[What is expected]
Copy every line from the records that holds the word "brand".

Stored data
○ ○ ○ ○ ○
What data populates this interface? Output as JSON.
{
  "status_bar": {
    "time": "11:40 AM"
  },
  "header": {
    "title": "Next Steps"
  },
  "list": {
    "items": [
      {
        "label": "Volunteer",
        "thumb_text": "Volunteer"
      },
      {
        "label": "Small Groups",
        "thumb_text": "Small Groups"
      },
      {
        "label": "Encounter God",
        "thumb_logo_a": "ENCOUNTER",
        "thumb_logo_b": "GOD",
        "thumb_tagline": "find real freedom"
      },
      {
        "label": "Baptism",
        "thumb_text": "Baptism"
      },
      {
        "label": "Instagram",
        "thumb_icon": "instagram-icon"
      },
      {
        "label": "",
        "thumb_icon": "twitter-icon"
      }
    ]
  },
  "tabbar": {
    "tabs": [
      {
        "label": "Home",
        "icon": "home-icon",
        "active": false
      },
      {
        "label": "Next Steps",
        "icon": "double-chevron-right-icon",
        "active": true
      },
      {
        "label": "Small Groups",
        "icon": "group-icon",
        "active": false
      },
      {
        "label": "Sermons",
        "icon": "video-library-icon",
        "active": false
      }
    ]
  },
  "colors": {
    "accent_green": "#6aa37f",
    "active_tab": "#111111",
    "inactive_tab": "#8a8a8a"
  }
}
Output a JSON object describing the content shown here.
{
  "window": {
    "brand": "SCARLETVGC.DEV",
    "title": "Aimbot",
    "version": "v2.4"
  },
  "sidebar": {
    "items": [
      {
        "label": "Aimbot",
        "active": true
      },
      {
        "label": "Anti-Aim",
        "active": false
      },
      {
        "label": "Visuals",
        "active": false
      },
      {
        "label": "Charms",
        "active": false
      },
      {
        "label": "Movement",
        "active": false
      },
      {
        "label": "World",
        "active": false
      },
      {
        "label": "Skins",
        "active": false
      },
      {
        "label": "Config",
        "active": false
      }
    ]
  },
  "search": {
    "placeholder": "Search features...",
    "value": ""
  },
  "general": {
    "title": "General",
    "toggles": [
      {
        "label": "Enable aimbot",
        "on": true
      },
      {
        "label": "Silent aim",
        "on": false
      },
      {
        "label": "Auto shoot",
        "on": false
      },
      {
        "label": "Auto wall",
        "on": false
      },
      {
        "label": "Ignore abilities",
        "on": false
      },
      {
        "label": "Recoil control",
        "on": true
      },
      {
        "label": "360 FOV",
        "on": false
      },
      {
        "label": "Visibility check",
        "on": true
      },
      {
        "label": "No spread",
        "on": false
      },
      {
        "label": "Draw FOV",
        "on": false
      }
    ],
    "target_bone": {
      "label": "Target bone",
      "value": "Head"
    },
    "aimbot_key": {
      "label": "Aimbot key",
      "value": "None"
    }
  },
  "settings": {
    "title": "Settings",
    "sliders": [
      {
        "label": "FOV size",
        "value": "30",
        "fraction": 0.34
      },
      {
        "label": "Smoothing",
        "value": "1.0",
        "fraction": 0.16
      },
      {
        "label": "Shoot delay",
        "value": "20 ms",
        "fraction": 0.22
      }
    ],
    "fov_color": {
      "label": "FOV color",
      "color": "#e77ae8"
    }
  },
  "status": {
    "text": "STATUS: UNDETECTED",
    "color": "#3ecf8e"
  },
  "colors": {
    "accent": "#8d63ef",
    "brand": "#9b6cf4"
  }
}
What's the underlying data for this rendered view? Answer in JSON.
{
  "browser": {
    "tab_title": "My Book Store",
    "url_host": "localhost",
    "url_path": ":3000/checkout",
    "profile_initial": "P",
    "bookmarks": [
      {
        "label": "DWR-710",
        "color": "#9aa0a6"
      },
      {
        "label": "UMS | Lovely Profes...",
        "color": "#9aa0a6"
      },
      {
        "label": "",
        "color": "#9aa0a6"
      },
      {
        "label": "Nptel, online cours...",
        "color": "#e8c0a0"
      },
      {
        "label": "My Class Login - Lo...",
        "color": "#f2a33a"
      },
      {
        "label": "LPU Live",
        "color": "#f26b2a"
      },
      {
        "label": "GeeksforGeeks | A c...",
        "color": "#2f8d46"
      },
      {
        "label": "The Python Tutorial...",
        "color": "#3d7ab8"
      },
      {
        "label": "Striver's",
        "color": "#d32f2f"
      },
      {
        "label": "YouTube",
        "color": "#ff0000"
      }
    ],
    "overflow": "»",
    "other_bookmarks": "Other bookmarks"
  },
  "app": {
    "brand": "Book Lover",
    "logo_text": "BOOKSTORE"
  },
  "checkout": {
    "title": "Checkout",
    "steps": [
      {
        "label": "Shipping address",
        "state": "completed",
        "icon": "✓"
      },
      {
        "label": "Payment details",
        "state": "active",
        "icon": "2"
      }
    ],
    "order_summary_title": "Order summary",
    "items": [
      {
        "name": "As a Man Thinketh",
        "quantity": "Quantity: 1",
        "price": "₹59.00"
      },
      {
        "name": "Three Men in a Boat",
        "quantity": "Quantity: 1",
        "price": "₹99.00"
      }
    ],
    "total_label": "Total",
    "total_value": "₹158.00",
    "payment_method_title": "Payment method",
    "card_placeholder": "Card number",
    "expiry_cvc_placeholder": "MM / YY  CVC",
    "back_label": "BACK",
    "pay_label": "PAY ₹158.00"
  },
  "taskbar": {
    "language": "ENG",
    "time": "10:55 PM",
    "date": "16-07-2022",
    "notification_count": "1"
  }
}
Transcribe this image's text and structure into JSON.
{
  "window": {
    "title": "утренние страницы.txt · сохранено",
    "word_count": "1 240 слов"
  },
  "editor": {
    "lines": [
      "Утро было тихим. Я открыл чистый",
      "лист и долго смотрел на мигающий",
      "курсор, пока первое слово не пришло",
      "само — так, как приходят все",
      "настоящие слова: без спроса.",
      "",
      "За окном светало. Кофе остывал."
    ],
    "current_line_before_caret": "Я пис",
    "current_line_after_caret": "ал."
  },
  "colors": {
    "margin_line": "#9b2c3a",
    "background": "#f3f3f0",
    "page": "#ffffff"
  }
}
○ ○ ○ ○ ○
[Solution for this task]
    "brand": "SCARLETVGC.DEV",
    "brand": "#9b6cf4"
    "brand": "Book Lover",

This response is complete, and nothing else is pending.